HOBART, Ind. (AP) — A Florida-based operator of privately owned prisons and detention centers remains interested in northwestern Indiana despite one city telling it to look elsewhere, a spokesman said Monday.
The GEO Group wants to continue meeting with the Hobart community about possible opportunities, spokesman Pablo Paez said in a statement issued a day after Hobart Mayor Brian Snedecor told a community group opposed to the company that GEO Group it isn’t welcome in the city.
“Northwest Indiana’s strong transportation network, strong business climate and well-trained workforce are great assets that make it an attractive place in which to operate,” Paez said.
The (Munster) Times and the Post-Tribune report the company last November bought 40 acres in Hobart, about 6 miles southeast of Gary, but hasn’t released any details about its plans for the site.
GEO has said it wants to build an immigration holding center at the site but it has not filed to rezone the property. There’s no current formal proposal from the federal government for any such facility in the region.
Snedecor told a gathering of the Concerned Citizens of Hobart on Sunday that the city recently took steps to inform GEO of its duty to demolish or remedy the “deplorable condition” of a building on the land that it purchased.
“The uncertainty of your intentions coupled with your failure to engage our community has led to a loss of confidence in GEO,” Snedecor wrote.
Loy Roberson, who lives near the site, said it sits next to a park and a senior citizen residential complex.
“You want to say this is a good place to put a prison?” Roberson said. “I don’t think so.”
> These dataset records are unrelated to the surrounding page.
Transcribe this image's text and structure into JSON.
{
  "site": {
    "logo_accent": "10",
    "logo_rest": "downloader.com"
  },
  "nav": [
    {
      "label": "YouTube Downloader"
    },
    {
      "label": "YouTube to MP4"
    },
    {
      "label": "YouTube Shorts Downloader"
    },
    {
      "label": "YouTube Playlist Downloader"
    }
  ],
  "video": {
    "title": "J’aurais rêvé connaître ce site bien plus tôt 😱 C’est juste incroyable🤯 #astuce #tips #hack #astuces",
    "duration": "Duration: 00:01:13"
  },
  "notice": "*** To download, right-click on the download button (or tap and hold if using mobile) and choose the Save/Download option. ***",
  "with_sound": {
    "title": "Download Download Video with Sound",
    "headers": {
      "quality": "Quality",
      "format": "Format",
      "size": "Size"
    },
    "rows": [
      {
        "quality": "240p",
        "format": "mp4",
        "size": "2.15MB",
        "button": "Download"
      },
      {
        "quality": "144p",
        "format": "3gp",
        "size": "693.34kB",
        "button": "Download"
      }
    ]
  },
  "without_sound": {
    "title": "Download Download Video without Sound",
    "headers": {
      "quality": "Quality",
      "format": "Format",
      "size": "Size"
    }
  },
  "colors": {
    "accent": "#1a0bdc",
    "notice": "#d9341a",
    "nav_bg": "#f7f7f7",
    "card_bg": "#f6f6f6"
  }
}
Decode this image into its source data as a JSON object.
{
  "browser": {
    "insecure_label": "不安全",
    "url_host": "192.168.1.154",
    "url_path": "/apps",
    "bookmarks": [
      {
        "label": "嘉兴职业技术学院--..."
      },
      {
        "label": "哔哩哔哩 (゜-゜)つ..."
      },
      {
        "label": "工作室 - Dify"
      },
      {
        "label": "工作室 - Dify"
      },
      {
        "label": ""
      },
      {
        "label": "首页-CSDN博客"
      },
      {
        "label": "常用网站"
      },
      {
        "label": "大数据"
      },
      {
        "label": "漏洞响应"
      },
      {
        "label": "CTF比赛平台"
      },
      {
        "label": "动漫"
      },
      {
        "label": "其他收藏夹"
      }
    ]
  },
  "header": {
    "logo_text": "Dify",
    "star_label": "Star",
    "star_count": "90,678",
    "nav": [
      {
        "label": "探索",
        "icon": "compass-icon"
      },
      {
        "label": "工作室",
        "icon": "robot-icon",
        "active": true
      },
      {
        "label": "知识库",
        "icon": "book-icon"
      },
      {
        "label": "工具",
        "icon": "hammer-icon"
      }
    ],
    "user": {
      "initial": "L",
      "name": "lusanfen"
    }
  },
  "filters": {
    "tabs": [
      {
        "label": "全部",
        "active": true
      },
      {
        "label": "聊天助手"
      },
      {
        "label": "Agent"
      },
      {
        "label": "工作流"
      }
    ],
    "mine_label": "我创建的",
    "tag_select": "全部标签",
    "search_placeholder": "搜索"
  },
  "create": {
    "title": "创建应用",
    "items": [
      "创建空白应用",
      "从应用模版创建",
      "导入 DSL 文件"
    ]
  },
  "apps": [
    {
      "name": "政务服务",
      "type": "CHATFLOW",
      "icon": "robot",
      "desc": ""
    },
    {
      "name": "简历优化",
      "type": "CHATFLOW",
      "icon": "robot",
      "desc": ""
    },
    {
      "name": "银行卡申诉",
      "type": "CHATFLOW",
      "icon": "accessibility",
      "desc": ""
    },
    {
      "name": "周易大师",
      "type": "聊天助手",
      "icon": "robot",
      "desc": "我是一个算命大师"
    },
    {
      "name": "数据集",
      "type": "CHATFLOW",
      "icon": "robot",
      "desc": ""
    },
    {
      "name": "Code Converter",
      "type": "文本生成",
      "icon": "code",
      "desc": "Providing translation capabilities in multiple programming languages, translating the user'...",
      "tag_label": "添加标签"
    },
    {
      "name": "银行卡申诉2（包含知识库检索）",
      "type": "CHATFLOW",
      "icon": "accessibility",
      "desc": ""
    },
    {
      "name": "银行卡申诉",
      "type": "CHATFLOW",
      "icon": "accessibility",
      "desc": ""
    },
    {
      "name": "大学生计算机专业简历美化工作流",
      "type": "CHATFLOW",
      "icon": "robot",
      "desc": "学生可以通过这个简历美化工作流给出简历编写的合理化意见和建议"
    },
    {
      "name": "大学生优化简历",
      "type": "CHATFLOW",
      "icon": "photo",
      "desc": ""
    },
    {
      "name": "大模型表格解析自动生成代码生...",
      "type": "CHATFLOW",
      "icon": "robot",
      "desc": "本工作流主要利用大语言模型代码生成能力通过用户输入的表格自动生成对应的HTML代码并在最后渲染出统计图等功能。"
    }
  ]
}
Boca Raton, Fla.-based GEO manages 98 correctional, detention, and community re-entry facilities with approximately 77,000 beds and more than 60 non-residential service centers.